Kaiser Permanente was the only HMO to earn a top four-star rating for providing recommended care on California’s annual report card, while Cigna and UnitedHealthcare led the way with three-star ratings among PPO plans.
The report issued Wednesday on California’s biggest HMOs and other health insurance plans showed improvement in care for children, but mixed results for treating adults with chronic medical conditions.
These quality ratings and patient satisfaction scores focus on California’s 10 largest HMOs, six biggest preferred-provider organization plans and 209 medical groups covering about 16 million consumers.
The report card is available at the Office of the Patient Advocate’s website.
State officials said health insurers and physicians are making strides in giving children their immunizations, checking them for excess body fat and avoiding the overuse of antibiotics for throat infections.
But the quality of treatment for patients suffering from diabetes, heart disease and other chronic conditions varied widely among insurers and physician groups, according to the state.
Many HMO patients expressed frustration at “getting care easily.” On that measure, seven HMOs including Kaiser’s Southern California system were rated poor, or just one star.

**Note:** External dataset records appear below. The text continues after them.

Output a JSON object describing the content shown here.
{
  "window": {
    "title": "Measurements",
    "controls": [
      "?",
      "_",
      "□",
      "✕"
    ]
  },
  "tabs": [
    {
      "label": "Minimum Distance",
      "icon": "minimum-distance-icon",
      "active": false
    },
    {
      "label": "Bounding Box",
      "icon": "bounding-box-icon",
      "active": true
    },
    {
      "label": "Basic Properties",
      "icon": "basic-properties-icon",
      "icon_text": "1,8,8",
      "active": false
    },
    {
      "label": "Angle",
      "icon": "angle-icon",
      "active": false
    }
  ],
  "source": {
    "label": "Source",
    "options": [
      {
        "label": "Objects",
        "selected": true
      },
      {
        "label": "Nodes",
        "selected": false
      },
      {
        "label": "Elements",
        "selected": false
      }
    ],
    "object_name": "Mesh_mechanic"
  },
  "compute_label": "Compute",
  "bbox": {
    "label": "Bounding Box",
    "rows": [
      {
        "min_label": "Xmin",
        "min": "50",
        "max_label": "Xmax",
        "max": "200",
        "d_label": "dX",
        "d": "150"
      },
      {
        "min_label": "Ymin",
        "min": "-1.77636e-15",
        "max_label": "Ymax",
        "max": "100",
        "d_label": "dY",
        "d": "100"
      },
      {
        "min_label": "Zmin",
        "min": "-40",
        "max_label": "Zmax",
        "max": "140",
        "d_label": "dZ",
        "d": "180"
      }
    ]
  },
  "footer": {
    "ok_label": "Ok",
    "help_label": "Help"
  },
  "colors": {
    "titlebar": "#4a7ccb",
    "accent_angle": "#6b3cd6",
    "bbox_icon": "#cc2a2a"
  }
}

Consumers can also use the report card to check physician groups by name or county.
In the Los Angeles area, the medical groups of UCLA, Cedars-Sinai and HealthCare Partners all received three out of four stars on providing the recommended care.

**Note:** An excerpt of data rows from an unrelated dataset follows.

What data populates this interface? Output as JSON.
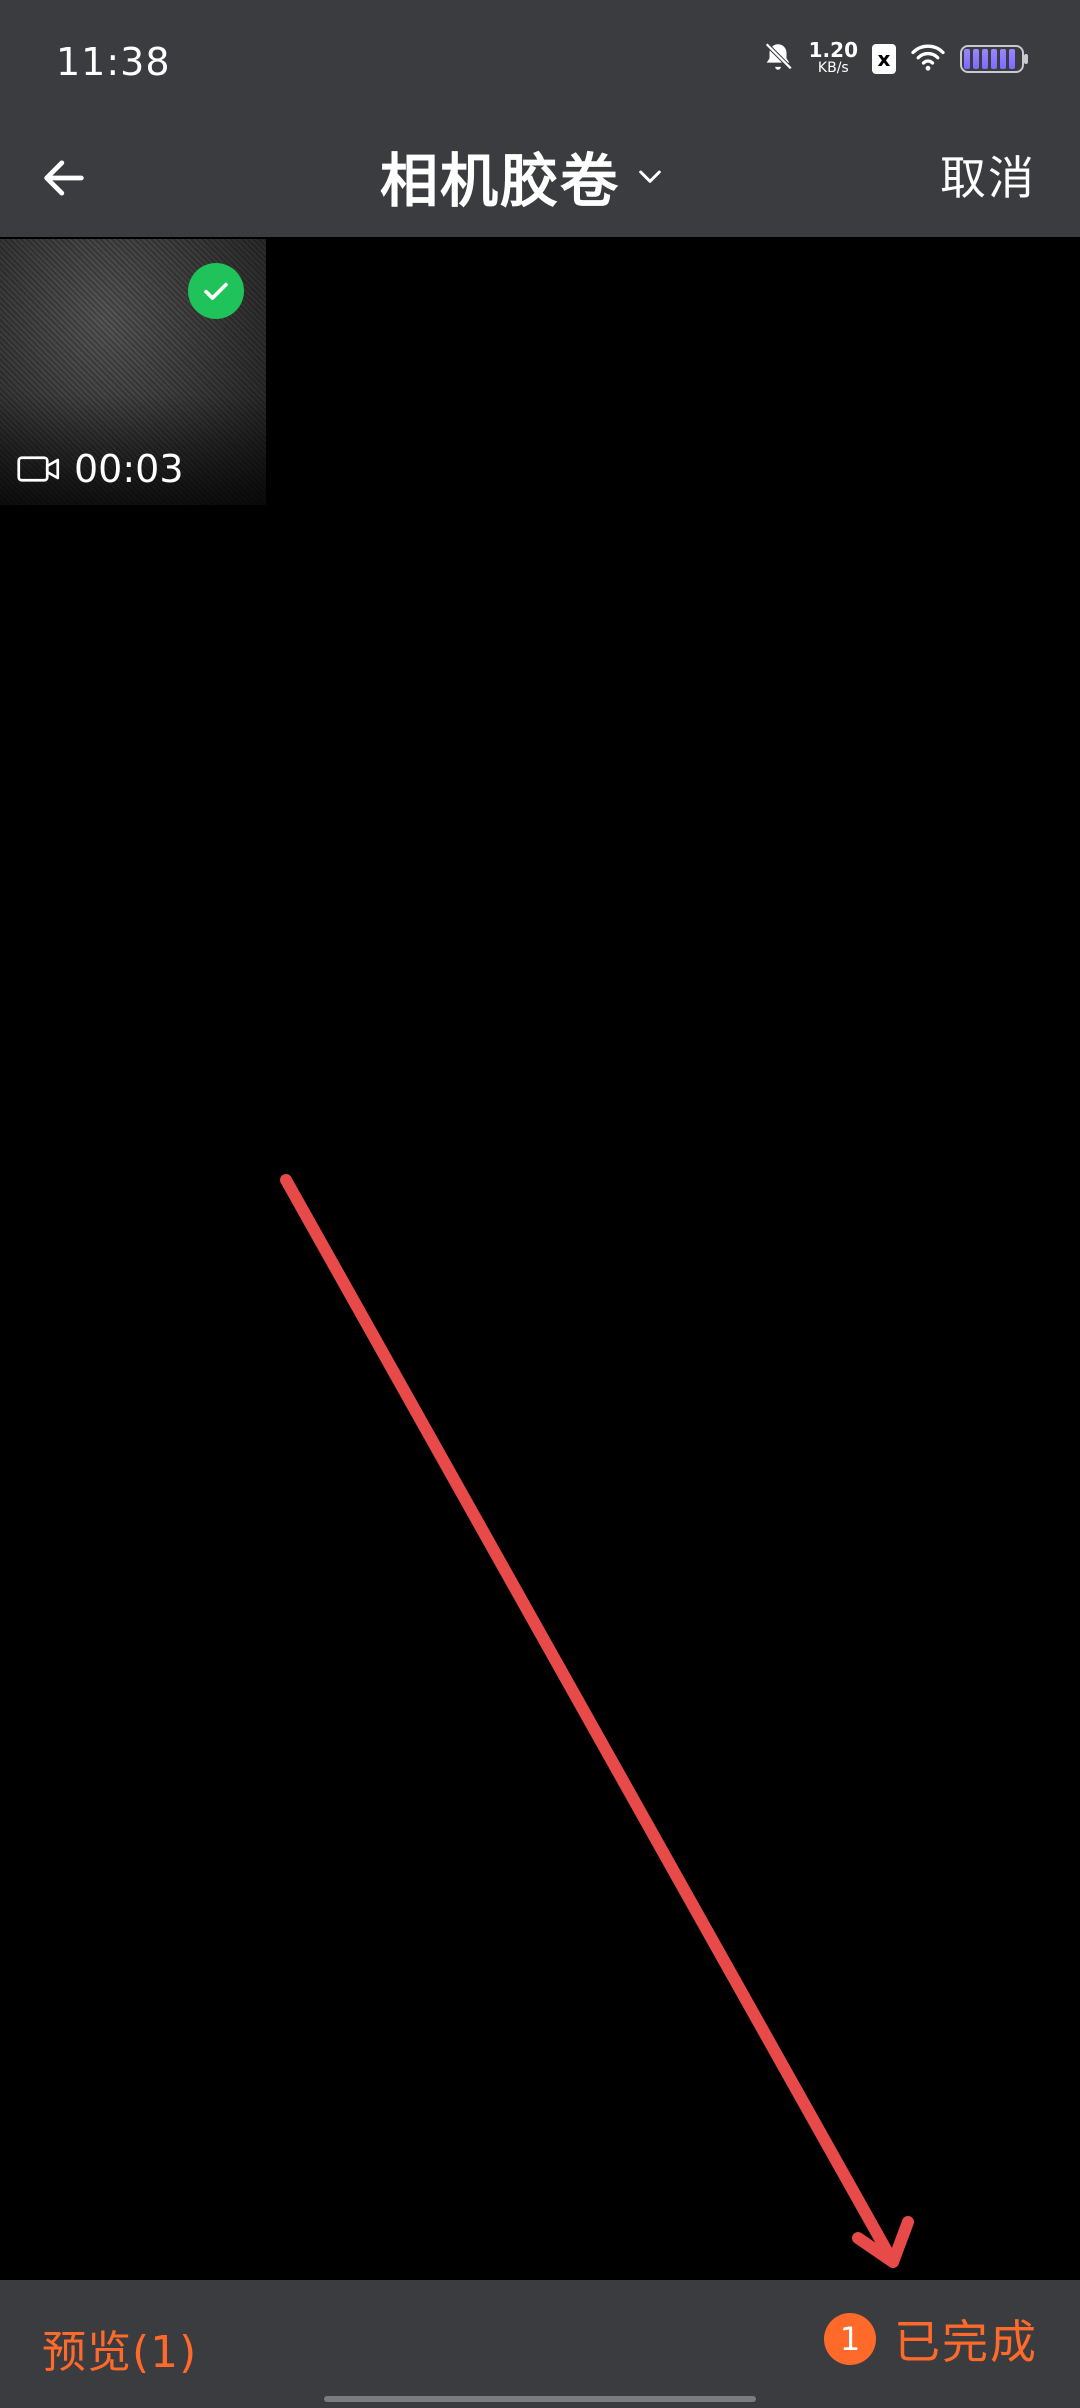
{
  "status_bar": {
    "time": "11:38",
    "net_speed_value": "1.20",
    "net_speed_unit": "KB/s",
    "badge_letter": "x"
  },
  "app_bar": {
    "title": "相机胶卷",
    "cancel_label": "取消"
  },
  "grid": {
    "items": [
      {
        "type": "video",
        "duration": "00:03",
        "selected": true
      }
    ]
  },
  "bottom_bar": {
    "preview_label": "预览(1)",
    "selected_count": "1",
    "done_label": "已完成"
  },
  "colors": {
    "bar_bg": "#3b3c40",
    "accent": "#ff6a2a",
    "check": "#1fc35a",
    "annotation_arrow": "#e84a4a"
  },
  "icons": {
    "back": "arrow-left-icon",
    "dropdown": "chevron-down-icon",
    "selected": "check-icon",
    "video": "video-camera-icon",
    "mute": "bell-off-icon",
    "wifi": "wifi-icon",
    "battery": "battery-icon"
  }
}
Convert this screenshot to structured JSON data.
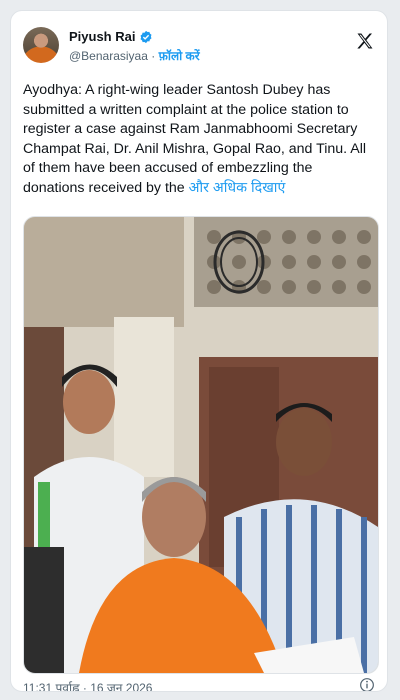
{
  "author": {
    "name": "Piyush Rai",
    "handle": "@Benarasiyaa",
    "separator": "·",
    "follow_label": "फ़ॉलो करें"
  },
  "tweet": {
    "text": "Ayodhya: A right-wing leader Santosh Dubey has submitted a written complaint at the police station to register a case against Ram Janmabhoomi Secretary Champat Rai, Dr. Anil Mishra, Gopal Rao, and Tinu. All of them have been accused of embezzling the donations received by the",
    "show_more": "और अधिक दिखाएं"
  },
  "footer": {
    "timestamp": "11:31 पूर्वाह्न · 16 जून 2026"
  },
  "icons": {
    "brand": "x-logo-icon",
    "verified": "verified-badge-icon",
    "info": "info-icon"
  },
  "colors": {
    "accent": "#1d9bf0",
    "text": "#0f1419",
    "muted": "#536471"
  }
}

“The report cards are a great resource for moms, dads, family caregivers and people who strive to get healthier and make informed choices about their healthcare,” said Diana Dooley, secretary of California’s Health and Human Services Agency.
Source: LA Times, Chad Terhune